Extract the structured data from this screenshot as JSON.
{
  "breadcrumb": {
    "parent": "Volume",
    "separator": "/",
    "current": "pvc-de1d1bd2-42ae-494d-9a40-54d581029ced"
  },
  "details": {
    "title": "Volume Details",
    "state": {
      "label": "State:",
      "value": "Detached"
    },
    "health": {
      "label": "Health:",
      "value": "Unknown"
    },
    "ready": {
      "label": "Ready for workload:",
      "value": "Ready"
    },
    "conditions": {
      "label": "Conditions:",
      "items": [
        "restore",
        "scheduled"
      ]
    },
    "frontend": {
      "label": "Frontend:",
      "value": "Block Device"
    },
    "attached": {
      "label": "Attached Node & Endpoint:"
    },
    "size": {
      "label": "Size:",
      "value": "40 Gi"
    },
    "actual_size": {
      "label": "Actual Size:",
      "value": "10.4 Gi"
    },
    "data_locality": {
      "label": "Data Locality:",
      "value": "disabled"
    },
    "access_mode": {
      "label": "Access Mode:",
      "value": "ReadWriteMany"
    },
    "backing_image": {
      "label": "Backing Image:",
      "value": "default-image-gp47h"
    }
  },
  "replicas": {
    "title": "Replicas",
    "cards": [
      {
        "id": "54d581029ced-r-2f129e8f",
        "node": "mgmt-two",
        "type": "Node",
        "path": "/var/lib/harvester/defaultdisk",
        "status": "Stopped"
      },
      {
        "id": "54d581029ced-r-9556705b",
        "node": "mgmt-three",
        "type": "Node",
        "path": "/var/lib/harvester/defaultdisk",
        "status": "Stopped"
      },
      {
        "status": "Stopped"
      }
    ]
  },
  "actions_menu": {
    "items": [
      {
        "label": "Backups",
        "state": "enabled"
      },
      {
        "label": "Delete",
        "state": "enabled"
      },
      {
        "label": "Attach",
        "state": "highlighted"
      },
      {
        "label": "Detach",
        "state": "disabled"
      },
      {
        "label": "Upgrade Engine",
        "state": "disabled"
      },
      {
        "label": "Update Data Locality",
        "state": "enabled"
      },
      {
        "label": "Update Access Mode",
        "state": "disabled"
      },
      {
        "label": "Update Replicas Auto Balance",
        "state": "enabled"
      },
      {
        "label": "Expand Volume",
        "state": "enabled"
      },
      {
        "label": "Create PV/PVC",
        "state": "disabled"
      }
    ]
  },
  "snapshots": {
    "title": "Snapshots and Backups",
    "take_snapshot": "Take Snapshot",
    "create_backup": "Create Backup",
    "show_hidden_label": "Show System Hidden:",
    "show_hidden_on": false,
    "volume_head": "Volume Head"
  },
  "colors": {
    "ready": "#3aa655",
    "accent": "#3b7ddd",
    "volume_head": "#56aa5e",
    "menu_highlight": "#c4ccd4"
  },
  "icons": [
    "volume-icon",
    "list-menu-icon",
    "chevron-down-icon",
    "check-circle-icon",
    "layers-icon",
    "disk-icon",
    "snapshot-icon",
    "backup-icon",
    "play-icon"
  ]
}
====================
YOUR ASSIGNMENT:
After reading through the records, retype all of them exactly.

RESPONSE BELOW:
Extract the structured data from this screenshot as JSON.
{
  "breadcrumb": {
    "parent": "Volume",
    "separator": "/",
    "current": "pvc-de1d1bd2-42ae-494d-9a40-54d581029ced"
  },
  "details": {
    "title": "Volume Details",
    "state": {
      "label": "State:",
      "value": "Detached"
    },
    "health": {
      "label": "Health:",
      "value": "Unknown"
    },
    "ready": {
      "label": "Ready for workload:",
      "value": "Ready"
    },
    "conditions": {
      "label": "Conditions:",
      "items": [
        "restore",
        "scheduled"
      ]
    },
    "frontend": {
      "label": "Frontend:",
      "value": "Block Device"
    },
    "attached": {
      "label": "Attached Node & Endpoint:"
    },
    "size": {
      "label": "Size:",
      "value": "40 Gi"
    },
    "actual_size": {
      "label": "Actual Size:",
      "value": "10.4 Gi"
    },
    "data_locality": {
      "label": "Data Locality:",
      "value": "disabled"
    },
    "access_mode": {
      "label": "Access Mode:",
      "value": "ReadWriteMany"
    },
    "backing_image": {
      "label": "Backing Image:",
      "value": "default-image-gp47h"
    }
  },
  "replicas": {
    "title": "Replicas",
    "cards": [
      {
        "id": "54d581029ced-r-2f129e8f",
        "node": "mgmt-two",
        "type": "Node",
        "path": "/var/lib/harvester/defaultdisk",
        "status": "Stopped"
      },
      {
        "id": "54d581029ced-r-9556705b",
        "node": "mgmt-three",
        "type": "Node",
        "path": "/var/lib/harvester/defaultdisk",
        "status": "Stopped"
      },
      {
        "status": "Stopped"
      }
    ]
  },
  "actions_menu": {
    "items": [
      {
        "label": "Backups",
        "state": "enabled"
      },
      {
        "label": "Delete",
        "state": "enabled"
      },
      {
        "label": "Attach",
        "state": "highlighted"
      },
      {
        "label": "Detach",
        "state": "disabled"
      },
      {
        "label": "Upgrade Engine",
        "state": "disabled"
      },
      {
        "label": "Update Data Locality",
        "state": "enabled"
      },
      {
        "label": "Update Access Mode",
        "state": "disabled"
      },
      {
        "label": "Update Replicas Auto Balance",
        "state": "enabled"
      },
      {
        "label": "Expand Volume",
        "state": "enabled"
      },
      {
        "label": "Create PV/PVC",
        "state": "disabled"
      }
    ]
  },
  "snapshots": {
    "title": "Snapshots and Backups",
    "take_snapshot": "Take Snapshot",
    "create_backup": "Create Backup",
    "show_hidden_label": "Show System Hidden:",
    "show_hidden_on": false,
    "volume_head": "Volume Head"
  },
  "colors": {
    "ready": "#3aa655",
    "accent": "#3b7ddd",
    "volume_head": "#56aa5e",
    "menu_highlight": "#c4ccd4"
  },
  "icons": [
    "volume-icon",
    "list-menu-icon",
    "chevron-down-icon",
    "check-circle-icon",
    "layers-icon",
    "disk-icon",
    "snapshot-icon",
    "backup-icon",
    "play-icon"
  ]
}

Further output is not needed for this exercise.